● **WHAT YOU ARE ASKED TO DO**
Aim for an exact copy of the listing, without any images.

● **RECORDS FOR THE EXERCISE**
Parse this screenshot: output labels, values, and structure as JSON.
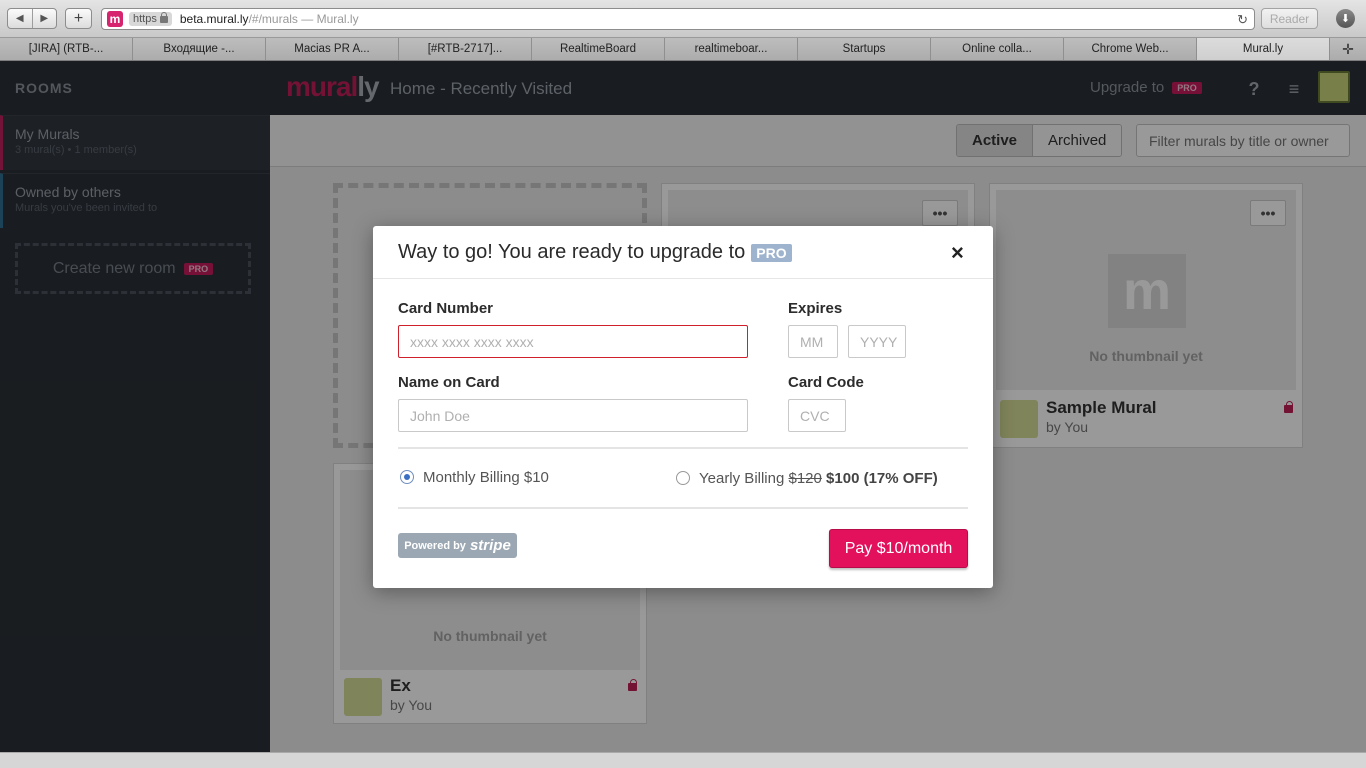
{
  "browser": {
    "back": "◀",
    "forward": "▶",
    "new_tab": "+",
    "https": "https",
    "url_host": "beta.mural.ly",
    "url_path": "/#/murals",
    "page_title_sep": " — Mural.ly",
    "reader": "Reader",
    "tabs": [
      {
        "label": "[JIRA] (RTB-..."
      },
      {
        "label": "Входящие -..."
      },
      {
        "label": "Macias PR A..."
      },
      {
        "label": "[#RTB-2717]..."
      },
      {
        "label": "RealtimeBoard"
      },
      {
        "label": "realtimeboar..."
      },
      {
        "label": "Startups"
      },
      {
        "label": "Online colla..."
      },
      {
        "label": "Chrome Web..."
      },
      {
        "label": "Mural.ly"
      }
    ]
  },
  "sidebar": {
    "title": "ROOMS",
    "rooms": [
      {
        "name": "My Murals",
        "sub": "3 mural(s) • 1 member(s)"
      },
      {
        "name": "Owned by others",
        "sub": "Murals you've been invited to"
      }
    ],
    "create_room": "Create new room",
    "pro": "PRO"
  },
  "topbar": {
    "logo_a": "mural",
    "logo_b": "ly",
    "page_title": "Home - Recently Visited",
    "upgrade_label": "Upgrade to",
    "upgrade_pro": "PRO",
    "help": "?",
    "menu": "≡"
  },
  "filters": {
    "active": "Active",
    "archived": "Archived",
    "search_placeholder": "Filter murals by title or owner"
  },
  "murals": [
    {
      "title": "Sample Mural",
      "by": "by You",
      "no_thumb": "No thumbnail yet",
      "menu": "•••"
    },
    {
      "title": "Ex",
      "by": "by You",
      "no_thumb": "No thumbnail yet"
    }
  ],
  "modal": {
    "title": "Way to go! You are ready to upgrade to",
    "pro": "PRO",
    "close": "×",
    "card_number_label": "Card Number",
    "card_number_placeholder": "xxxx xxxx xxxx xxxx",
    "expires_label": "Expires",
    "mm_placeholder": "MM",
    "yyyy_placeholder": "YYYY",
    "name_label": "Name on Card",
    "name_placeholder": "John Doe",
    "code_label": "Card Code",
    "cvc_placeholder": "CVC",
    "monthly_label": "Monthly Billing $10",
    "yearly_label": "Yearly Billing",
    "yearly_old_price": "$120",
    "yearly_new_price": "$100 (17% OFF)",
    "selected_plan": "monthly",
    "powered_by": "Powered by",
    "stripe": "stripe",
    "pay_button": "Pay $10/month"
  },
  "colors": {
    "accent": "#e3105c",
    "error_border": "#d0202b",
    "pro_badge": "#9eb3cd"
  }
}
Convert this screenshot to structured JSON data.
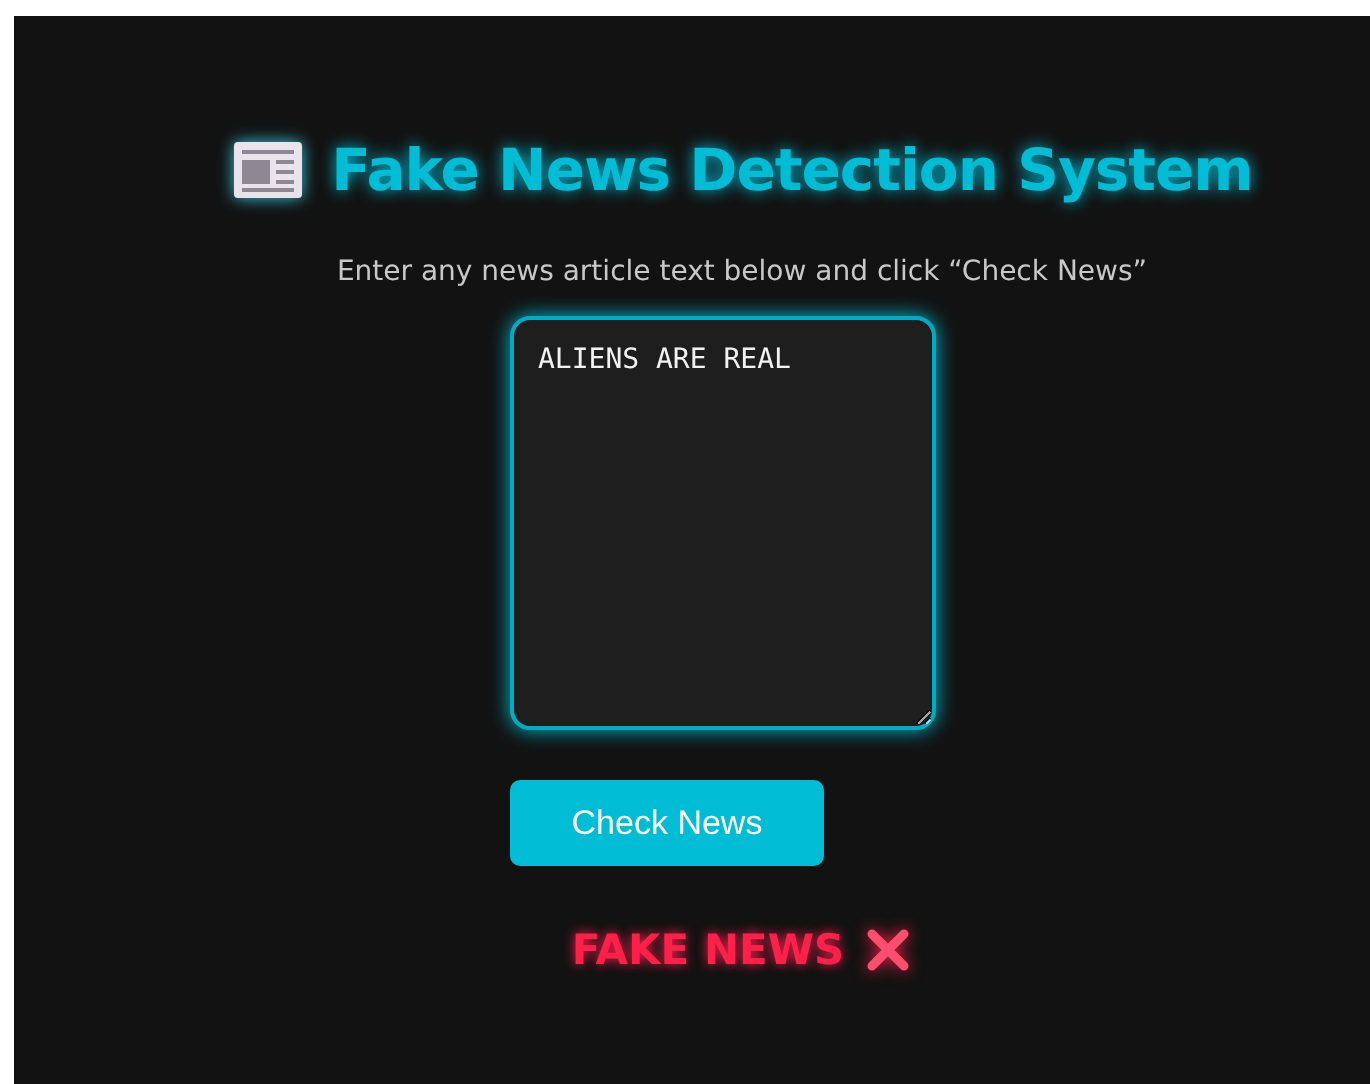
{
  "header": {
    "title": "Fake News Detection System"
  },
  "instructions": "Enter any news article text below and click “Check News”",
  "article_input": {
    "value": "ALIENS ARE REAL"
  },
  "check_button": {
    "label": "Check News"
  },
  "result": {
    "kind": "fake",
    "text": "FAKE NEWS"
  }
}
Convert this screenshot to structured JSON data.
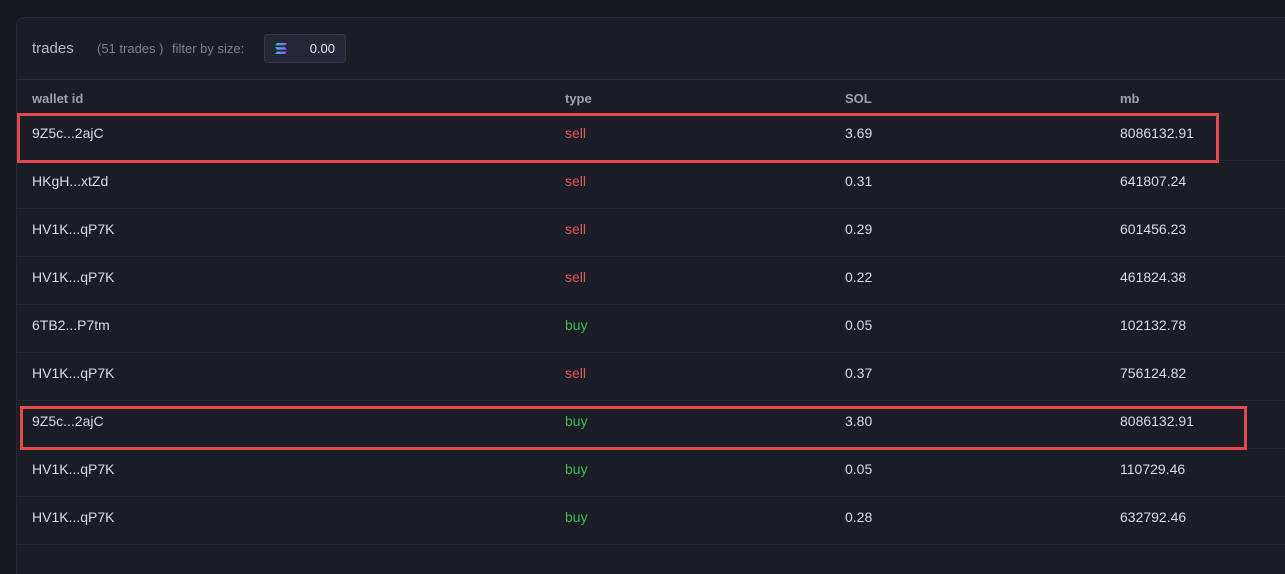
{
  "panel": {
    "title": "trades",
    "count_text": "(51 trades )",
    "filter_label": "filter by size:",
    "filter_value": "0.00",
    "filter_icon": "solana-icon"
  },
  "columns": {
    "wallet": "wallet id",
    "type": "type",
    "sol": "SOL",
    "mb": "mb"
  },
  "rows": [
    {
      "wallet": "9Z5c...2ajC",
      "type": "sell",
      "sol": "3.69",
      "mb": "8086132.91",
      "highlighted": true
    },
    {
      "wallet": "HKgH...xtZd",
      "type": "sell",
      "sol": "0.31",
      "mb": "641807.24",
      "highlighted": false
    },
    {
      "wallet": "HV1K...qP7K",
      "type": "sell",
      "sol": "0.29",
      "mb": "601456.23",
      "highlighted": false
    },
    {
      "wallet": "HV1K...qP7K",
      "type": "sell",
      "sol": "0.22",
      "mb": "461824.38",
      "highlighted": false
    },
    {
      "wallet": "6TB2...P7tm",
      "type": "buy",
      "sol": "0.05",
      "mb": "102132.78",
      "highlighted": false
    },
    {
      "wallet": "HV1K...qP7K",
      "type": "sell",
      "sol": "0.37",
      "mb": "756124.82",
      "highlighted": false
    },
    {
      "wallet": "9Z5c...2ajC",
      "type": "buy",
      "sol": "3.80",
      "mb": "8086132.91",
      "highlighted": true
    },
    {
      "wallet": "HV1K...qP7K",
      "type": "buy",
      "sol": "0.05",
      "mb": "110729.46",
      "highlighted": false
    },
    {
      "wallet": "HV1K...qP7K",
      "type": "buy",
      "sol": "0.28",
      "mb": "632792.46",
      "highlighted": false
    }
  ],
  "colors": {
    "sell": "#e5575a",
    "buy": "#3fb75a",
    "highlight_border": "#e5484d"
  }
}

● **ANSWER AREA**
Parse this screenshot: output labels, values, and structure as JSON.
{
  "browser": {
    "back": "◀",
    "forward": "▶",
    "new_tab": "+",
    "https": "https",
    "url_host": "beta.mural.ly",
    "url_path": "/#/murals",
    "page_title_sep": " — Mural.ly",
    "reader": "Reader",
    "tabs": [
      {
        "label": "[JIRA] (RTB-..."
      },
      {
        "label": "Входящие -..."
      },
      {
        "label": "Macias PR A..."
      },
      {
        "label": "[#RTB-2717]..."
      },
      {
        "label": "RealtimeBoard"
      },
      {
        "label": "realtimeboar..."
      },
      {
        "label": "Startups"
      },
      {
        "label": "Online colla..."
      },
      {
        "label": "Chrome Web..."
      },
      {
        "label": "Mural.ly"
      }
    ]
  },
  "sidebar": {
    "title": "ROOMS",
    "rooms": [
      {
        "name": "My Murals",
        "sub": "3 mural(s) • 1 member(s)"
      },
      {
        "name": "Owned by others",
        "sub": "Murals you've been invited to"
      }
    ],
    "create_room": "Create new room",
    "pro": "PRO"
  },
  "topbar": {
    "logo_a": "mural",
    "logo_b": "ly",
    "page_title": "Home - Recently Visited",
    "upgrade_label": "Upgrade to",
    "upgrade_pro": "PRO",
    "help": "?",
    "menu": "≡"
  },
  "filters": {
    "active": "Active",
    "archived": "Archived",
    "search_placeholder": "Filter murals by title or owner"
  },
  "murals": [
    {
      "title": "Sample Mural",
      "by": "by You",
      "no_thumb": "No thumbnail yet",
      "menu": "•••"
    },
    {
      "title": "Ex",
      "by": "by You",
      "no_thumb": "No thumbnail yet"
    }
  ],
  "modal": {
    "title": "Way to go! You are ready to upgrade to",
    "pro": "PRO",
    "close": "×",
    "card_number_label": "Card Number",
    "card_number_placeholder": "xxxx xxxx xxxx xxxx",
    "expires_label": "Expires",
    "mm_placeholder": "MM",
    "yyyy_placeholder": "YYYY",
    "name_label": "Name on Card",
    "name_placeholder": "John Doe",
    "code_label": "Card Code",
    "cvc_placeholder": "CVC",
    "monthly_label": "Monthly Billing $10",
    "yearly_label": "Yearly Billing",
    "yearly_old_price": "$120",
    "yearly_new_price": "$100 (17% OFF)",
    "selected_plan": "monthly",
    "powered_by": "Powered by",
    "stripe": "stripe",
    "pay_button": "Pay $10/month"
  },
  "colors": {
    "accent": "#e3105c",
    "error_border": "#d0202b",
    "pro_badge": "#9eb3cd"
  }
}
Convert this screenshot to structured JSON data.
{
  "header": {
    "title": "Fake News Detection System"
  },
  "instructions": "Enter any news article text below and click “Check News”",
  "article_input": {
    "value": "ALIENS ARE REAL"
  },
  "check_button": {
    "label": "Check News"
  },
  "result": {
    "kind": "fake",
    "text": "FAKE NEWS"
  }
}
Convert this screenshot to structured JSON data.
{
  "panel": {
    "title": "trades",
    "count_text": "(51 trades )",
    "filter_label": "filter by size:",
    "filter_value": "0.00",
    "filter_icon": "solana-icon"
  },
  "columns": {
    "wallet": "wallet id",
    "type": "type",
    "sol": "SOL",
    "mb": "mb"
  },
  "rows": [
    {
      "wallet": "9Z5c...2ajC",
      "type": "sell",
      "sol": "3.69",
      "mb": "8086132.91",
      "highlighted": true
    },
    {
      "wallet": "HKgH...xtZd",
      "type": "sell",
      "sol": "0.31",
      "mb": "641807.24",
      "highlighted": false
    },
    {
      "wallet": "HV1K...qP7K",
      "type": "sell",
      "sol": "0.29",
      "mb": "601456.23",
      "highlighted": false
    },
    {
      "wallet": "HV1K...qP7K",
      "type": "sell",
      "sol": "0.22",
      "mb": "461824.38",
      "highlighted": false
    },
    {
      "wallet": "6TB2...P7tm",
      "type": "buy",
      "sol": "0.05",
      "mb": "102132.78",
      "highlighted": false
    },
    {
      "wallet": "HV1K...qP7K",
      "type": "sell",
      "sol": "0.37",
      "mb": "756124.82",
      "highlighted": false
    },
    {
      "wallet": "9Z5c...2ajC",
      "type": "buy",
      "sol": "3.80",
      "mb": "8086132.91",
      "highlighted": true
    },
    {
      "wallet": "HV1K...qP7K",
      "type": "buy",
      "sol": "0.05",
      "mb": "110729.46",
      "highlighted": false
    },
    {
      "wallet": "HV1K...qP7K",
      "type": "buy",
      "sol": "0.28",
      "mb": "632792.46",
      "highlighted": false
    }
  ],
  "colors": {
    "sell": "#e5575a",
    "buy": "#3fb75a",
    "highlight_border": "#e5484d"
  }
}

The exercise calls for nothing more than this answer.